However, Coli bought the two adjoining site, with a total gross floor area of 880,280 sq ft, for a combined HK$4.54 billion, or HK$5,157 square feet in June, 2013. In terms of per sq ft, it was the lowest among the eight residential sites being sold by government tender within three years.
Coli’s One Kai Tak development is also the only project under the “Hong Kong Property for Hong Kong People” scheme.
“The launch of One Kai Tak and Grand Yoho will test the faith of the residential market as lots of changes in Kai Tak area in the past 12 months,” said Louis Chan Wing-kit, managing director of Centaline Property Agency’s residential department.
There are about 10,000 units in the sales pipeline in the area, he said.
“Over the next 10 years, Kai Tak area will be transformed into another Kowloon Station, which is a luxury residential area,” Cha said.
The market should not compare the One Kai Tak development with old districts such as San Po Kong or Kwun Tong area, he said.
Hong Kong authorities earmarked the residential development -- with a gross floor area of 880,280 square feet -- to build around 1,169 apartments specifically for permanent residents.

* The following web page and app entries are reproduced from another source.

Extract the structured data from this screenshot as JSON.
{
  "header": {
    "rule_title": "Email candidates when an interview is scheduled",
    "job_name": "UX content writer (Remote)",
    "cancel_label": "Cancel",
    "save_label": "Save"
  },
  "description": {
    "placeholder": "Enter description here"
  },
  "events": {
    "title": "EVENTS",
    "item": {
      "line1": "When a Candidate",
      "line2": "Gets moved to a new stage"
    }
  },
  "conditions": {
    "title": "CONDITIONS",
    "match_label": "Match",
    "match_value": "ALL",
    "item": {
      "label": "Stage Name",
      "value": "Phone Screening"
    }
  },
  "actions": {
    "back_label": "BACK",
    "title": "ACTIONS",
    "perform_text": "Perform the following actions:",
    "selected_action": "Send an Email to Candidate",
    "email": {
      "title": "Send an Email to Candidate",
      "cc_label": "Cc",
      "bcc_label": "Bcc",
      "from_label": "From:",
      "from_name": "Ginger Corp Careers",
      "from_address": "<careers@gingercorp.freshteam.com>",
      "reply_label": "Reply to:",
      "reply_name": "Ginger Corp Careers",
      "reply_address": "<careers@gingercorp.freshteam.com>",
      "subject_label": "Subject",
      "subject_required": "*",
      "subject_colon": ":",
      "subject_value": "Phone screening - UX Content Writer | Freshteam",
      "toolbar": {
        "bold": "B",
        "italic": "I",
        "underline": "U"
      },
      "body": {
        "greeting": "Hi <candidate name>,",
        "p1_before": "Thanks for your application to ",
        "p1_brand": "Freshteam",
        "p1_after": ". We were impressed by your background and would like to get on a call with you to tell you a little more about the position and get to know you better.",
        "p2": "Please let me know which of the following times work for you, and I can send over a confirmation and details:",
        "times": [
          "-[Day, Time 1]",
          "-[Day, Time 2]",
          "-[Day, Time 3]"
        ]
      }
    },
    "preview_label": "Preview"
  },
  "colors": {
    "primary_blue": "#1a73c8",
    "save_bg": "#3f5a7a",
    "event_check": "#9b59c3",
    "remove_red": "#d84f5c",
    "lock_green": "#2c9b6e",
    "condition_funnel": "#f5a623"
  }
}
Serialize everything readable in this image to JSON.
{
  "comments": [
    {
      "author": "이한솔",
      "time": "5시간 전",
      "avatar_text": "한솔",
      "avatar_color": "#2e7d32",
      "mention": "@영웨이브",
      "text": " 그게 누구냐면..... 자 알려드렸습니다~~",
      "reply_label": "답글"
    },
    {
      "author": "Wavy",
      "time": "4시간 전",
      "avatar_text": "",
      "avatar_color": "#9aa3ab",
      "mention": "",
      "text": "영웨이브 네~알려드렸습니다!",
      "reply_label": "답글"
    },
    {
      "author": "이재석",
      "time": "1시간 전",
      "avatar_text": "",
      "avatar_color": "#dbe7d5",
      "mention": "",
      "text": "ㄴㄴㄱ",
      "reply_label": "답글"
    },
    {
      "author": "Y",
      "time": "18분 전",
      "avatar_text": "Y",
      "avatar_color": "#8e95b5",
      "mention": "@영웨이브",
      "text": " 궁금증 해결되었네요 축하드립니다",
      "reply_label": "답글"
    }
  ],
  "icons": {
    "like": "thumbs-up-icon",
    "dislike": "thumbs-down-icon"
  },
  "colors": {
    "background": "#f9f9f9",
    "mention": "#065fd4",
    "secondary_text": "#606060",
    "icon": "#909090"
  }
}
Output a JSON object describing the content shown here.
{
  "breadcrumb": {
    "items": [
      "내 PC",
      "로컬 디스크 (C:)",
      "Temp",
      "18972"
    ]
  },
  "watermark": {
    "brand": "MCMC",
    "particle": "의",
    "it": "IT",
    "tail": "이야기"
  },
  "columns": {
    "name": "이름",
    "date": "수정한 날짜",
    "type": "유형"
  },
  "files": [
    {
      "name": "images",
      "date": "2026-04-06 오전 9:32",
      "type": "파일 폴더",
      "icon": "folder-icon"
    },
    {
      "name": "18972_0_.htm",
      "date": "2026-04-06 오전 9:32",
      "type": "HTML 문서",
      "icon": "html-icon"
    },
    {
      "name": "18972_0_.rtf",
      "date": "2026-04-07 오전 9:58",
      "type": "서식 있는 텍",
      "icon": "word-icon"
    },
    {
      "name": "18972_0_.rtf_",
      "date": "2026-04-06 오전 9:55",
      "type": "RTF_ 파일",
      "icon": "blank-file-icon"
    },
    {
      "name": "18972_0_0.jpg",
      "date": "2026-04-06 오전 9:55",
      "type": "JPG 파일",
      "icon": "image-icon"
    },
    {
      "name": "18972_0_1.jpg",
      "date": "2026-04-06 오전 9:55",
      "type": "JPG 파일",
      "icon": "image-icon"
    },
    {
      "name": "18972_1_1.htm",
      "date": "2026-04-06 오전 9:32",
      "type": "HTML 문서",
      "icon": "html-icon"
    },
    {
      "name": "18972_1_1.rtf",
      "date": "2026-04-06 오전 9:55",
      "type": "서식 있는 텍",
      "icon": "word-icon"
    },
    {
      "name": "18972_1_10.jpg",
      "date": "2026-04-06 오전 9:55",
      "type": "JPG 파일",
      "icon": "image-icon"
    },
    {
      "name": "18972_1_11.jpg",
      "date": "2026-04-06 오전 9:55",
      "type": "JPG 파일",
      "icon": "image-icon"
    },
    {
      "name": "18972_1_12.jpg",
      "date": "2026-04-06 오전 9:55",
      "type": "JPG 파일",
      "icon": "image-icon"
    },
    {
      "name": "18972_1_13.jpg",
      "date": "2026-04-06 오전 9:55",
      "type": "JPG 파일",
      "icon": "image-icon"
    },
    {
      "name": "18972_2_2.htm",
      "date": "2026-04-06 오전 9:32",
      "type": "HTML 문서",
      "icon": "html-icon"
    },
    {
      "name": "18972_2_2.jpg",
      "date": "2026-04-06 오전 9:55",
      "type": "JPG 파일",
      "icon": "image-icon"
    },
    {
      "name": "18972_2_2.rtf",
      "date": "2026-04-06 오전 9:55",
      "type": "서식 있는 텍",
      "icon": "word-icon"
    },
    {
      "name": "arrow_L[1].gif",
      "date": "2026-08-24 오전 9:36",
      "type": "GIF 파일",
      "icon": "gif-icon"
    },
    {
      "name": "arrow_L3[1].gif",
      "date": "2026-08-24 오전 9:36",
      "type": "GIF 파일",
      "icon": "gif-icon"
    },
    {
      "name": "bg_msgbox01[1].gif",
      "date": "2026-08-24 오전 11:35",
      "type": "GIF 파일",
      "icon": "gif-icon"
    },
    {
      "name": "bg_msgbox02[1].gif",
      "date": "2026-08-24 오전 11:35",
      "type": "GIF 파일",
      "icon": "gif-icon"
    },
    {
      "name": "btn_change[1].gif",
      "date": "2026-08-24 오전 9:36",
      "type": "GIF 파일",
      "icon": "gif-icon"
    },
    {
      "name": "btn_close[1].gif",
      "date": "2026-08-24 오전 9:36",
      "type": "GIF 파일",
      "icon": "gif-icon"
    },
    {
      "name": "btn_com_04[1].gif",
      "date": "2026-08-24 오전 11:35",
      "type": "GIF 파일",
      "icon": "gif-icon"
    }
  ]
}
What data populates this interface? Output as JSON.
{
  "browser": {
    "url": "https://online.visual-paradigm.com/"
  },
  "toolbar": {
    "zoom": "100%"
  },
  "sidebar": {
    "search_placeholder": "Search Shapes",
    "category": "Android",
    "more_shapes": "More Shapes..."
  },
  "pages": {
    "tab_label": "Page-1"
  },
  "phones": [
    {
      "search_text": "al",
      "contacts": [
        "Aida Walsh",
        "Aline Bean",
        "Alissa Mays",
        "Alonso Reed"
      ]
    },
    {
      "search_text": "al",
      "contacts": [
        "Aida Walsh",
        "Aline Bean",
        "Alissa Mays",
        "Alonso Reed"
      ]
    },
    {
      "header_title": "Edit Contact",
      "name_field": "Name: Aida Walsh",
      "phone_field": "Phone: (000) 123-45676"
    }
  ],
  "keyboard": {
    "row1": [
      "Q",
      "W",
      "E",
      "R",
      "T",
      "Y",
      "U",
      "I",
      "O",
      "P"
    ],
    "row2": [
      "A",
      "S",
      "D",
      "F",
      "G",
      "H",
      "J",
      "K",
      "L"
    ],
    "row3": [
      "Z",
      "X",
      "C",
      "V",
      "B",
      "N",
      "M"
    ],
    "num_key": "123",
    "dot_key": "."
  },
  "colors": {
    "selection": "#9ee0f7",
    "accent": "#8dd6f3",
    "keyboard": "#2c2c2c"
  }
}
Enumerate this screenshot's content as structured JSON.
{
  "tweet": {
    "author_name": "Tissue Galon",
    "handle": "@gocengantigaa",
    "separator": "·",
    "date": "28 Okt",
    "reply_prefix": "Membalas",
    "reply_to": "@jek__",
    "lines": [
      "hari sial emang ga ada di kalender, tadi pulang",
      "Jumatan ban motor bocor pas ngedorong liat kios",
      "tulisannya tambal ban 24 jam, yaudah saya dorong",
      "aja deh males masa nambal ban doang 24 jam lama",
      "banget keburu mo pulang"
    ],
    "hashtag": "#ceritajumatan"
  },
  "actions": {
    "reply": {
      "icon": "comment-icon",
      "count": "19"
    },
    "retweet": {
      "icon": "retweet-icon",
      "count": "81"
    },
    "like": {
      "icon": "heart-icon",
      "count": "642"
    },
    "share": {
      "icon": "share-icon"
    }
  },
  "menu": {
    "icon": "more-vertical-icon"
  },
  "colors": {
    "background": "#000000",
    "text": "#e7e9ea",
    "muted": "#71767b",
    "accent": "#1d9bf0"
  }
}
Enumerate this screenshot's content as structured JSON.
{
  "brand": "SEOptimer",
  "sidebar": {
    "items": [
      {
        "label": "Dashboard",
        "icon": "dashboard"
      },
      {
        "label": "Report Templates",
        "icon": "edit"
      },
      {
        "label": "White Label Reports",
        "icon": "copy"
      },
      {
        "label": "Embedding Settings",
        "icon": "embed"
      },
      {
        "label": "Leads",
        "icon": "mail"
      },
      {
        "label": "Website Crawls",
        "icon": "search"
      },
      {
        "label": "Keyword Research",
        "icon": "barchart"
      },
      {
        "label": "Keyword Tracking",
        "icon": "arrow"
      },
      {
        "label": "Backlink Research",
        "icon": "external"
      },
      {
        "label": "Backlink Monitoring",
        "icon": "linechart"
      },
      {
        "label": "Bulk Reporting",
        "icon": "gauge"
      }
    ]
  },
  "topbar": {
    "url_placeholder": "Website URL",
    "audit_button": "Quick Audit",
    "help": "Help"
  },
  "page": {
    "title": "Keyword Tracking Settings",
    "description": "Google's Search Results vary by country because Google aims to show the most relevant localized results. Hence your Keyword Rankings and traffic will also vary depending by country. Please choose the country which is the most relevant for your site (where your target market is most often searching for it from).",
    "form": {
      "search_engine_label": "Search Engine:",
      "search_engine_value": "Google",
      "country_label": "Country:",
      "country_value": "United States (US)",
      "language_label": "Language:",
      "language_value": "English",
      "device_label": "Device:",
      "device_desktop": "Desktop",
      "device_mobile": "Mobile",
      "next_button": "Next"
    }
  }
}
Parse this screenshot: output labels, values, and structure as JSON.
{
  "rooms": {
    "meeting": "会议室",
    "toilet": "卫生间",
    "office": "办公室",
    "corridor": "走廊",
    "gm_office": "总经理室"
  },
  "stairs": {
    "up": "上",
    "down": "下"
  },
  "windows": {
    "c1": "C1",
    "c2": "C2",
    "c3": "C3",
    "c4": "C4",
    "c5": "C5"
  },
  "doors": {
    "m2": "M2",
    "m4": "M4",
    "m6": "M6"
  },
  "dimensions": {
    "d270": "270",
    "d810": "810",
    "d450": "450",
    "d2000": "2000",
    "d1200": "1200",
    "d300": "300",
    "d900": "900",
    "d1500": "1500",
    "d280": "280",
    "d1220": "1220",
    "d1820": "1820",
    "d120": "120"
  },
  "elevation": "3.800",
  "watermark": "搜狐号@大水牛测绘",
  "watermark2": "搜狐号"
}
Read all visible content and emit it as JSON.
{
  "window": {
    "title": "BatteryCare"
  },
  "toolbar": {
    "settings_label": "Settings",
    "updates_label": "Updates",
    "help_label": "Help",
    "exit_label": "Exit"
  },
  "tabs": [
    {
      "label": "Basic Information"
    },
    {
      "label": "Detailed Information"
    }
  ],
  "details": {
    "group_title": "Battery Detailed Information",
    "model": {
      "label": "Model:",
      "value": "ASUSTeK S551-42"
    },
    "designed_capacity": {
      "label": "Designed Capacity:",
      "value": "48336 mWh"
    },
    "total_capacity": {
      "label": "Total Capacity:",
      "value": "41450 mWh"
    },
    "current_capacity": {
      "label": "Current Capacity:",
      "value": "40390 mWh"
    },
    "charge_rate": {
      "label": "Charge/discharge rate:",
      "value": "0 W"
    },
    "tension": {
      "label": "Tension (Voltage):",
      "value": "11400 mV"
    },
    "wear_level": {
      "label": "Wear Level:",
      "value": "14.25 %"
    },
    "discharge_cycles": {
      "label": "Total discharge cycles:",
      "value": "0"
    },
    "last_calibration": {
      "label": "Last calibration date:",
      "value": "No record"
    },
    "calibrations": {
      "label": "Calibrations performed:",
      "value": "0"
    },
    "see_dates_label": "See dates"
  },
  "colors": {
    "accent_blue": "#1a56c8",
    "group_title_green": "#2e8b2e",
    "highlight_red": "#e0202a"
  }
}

The development is intended to provide a price shelter against non-resident speculative buyers.
For buyers to qualify, at least one person per household must hold a permanent identity card, while all units are barred from being resold to non-permanent residents for 30 years.
Tycoon Li Ka-shing, chairman of Cheung Kong Property Holdings, acknowledged that home prices have increased a little bit since the government raised the stamp duty, but indicated that the rise would not have been steep.
“I don’t feel comfortable if flats are too small. Cheung Kong may have one or two [projects with small flats],” he said. “I do not like it as people have basic needs. Depending on their budget, they can trade up for a bigger flat once their financial position improved.”
Last month, Chun Wo Property Development unveiled its TPlus development in Tuen Mun comprised of units starting from 128 sq ft, the smallest in Hong Kong.
In 2014, Cheung Kong became the first developer to build smaller flats, as its Mont Vert in Tai Po featured units as small as 165 sq ft.